On 60 Minutes, Anderson Cooper took a deep dive into the debate of the removal of confederate monuments, research that Cooper says CBS began in 2017. During his report, Cooper sat down with Richmond Mayor Levar Stoney, who during the recent protests over the future of Monument Avenue, has made it clear he wants the statues taken down. "The monuments are just a symbol of the effort to ensure African Americans stayed, maybe not in physical bondage, but in bondage in political and economically in this country and in this city," said Stoney, who added, "Those who chose to erect those monuments, and the figures who are glorified in those monuments, they made some serious attempts to ensure that people who look like me would never hold any political office, ever, in Virginia." Cooper asked Stoney if, following Charlottesville, he was surprised by how many people were willing to come out and show their true colors, to which Stoney responded, "I think it woke a lot of people up, not just here in the Commonwealth of Virginia, but around the country." "It is, for me, the greatest example of nostalgia masquerading as history.
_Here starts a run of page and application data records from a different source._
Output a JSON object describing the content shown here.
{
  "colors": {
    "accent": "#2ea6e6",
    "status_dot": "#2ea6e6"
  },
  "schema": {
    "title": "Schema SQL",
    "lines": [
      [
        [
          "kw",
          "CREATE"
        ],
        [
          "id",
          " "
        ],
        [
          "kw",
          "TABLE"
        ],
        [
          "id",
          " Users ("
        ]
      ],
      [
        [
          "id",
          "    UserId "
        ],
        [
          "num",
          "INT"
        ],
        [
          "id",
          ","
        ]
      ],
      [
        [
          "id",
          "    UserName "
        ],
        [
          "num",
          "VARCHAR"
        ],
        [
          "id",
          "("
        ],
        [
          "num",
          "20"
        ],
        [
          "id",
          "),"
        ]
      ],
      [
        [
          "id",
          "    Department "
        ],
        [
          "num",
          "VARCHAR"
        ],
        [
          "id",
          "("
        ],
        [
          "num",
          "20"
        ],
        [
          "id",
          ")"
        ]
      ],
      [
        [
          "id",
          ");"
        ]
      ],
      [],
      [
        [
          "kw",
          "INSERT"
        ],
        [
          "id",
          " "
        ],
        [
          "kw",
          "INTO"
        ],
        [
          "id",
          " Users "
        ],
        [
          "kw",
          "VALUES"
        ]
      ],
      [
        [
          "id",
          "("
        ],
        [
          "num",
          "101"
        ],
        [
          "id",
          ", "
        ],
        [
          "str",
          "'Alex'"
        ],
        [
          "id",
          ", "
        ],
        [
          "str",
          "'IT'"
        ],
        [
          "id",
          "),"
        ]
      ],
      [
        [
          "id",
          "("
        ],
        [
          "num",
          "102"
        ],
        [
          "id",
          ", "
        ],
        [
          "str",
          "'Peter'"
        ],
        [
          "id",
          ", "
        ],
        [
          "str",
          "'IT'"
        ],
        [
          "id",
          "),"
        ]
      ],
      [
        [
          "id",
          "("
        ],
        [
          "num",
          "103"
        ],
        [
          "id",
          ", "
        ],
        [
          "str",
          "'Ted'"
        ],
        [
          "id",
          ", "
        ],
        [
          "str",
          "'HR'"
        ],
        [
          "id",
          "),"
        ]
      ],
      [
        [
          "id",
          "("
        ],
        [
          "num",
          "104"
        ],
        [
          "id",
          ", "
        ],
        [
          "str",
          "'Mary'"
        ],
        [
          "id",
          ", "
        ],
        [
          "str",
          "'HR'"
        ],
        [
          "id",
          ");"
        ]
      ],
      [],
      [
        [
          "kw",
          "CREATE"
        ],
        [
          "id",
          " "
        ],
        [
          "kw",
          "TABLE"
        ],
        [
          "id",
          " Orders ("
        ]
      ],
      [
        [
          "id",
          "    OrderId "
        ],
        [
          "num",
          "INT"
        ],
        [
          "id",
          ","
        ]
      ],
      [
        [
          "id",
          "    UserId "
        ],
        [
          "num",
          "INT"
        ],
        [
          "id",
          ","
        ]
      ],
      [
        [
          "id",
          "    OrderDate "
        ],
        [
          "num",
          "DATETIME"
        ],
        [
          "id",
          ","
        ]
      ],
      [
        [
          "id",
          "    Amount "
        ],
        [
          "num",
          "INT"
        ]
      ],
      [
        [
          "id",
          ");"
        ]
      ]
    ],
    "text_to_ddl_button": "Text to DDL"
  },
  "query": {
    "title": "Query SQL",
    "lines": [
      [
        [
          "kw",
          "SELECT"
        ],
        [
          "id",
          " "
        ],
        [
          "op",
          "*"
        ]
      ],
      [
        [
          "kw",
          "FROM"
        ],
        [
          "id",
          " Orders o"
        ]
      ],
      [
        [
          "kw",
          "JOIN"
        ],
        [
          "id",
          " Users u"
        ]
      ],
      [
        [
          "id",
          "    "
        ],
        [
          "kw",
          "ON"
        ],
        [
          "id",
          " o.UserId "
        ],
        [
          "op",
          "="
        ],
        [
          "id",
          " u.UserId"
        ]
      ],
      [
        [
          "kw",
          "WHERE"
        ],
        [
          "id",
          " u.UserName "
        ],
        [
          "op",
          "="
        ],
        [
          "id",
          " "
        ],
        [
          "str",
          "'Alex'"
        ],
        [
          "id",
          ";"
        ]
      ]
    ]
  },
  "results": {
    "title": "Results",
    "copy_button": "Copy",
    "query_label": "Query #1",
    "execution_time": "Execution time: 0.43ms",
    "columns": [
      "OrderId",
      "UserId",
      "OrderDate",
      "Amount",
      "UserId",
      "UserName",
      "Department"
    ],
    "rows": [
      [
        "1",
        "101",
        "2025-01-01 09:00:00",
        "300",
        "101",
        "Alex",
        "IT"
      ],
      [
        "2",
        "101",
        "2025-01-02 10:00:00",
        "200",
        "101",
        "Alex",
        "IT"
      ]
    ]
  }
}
It's the fake news of their time," stated Stoney. Cooper also sat down with former New Orleans mayor Mitch Landrieu who, back in 2017, made the controversial decision to remove four confederate monuments, and shared with Cooper the dangerous risk that came with it. While Cooper described the scene as looking "like a military operation," due to the fact that construction crews "wore bullet proof helmets and vests, and police snipers were stationed on rooftops nearby," Landrieu shared that it was impossible to find a local company that would take on the monumental job. "When we put the thing out to bid, the one contractor that showed up had his life threatened. He had his car bombed," revealed Landrieu. "His car was actually fire-bombed. Death threats were coming in and, so, I couldn't find a crane. I could not find a damn crane." As we know, Landrieu did eventually find a contractor out of state to take down the four monuments, and Landrieu more than stands by his decision. "In a city that I represent, that's 67% African American, to have a young African American girl pass by that statue and look at it every day, I ask myself, 'Am I really preparing for her a really good future? Is she feeling like she's getting lifted up by the government, or is she being put down?' I mean, I think the answer's pretty clear. Really, what these monuments were, were a lie," stated Landrieu. Asked to clarify, Landrieu explained, "On the sense that Robert E. Lee was used as an example, to send a message to the rest of the country, and to all the people that lived here, that the confederacy was a noble cause. And that's just not true." Finally, Landrieu stated, "I really did want to make a definitive statement, as a white man from the south, as the Mayor of a major American city at the dawning of the 21st century, that it's not unclear anymore about what the Civil War was about, and who won, and what the values are that we should really revere." However, not all agree with the removal of confederate monuments, hence the debate across the country. Professor William J. Cooper, a former professor of history at Louisiana State University for 46 years, told Anderson Cooper that removing the monuments is a mistake and that they are not, in fact, a "false history." "The monument was put up there by real people who had real beliefs. Maybe we don't like their beliefs. But one of the things that bothers me most as a historian is what I call 'Presentism,' judging the past by the present. Figuring that we are the only moral people, that nobody else could be moral if they didn't think like we think," said the former professor, who also said that the monuments "do celebrate white supremacy." However, removing the monuments is a "slippery slope." "Should Mount Vernon be up today? Should we go burn Monticello down tomorrow? Certainly Thomas Jefferson believed in white supremacy," said William Cooper.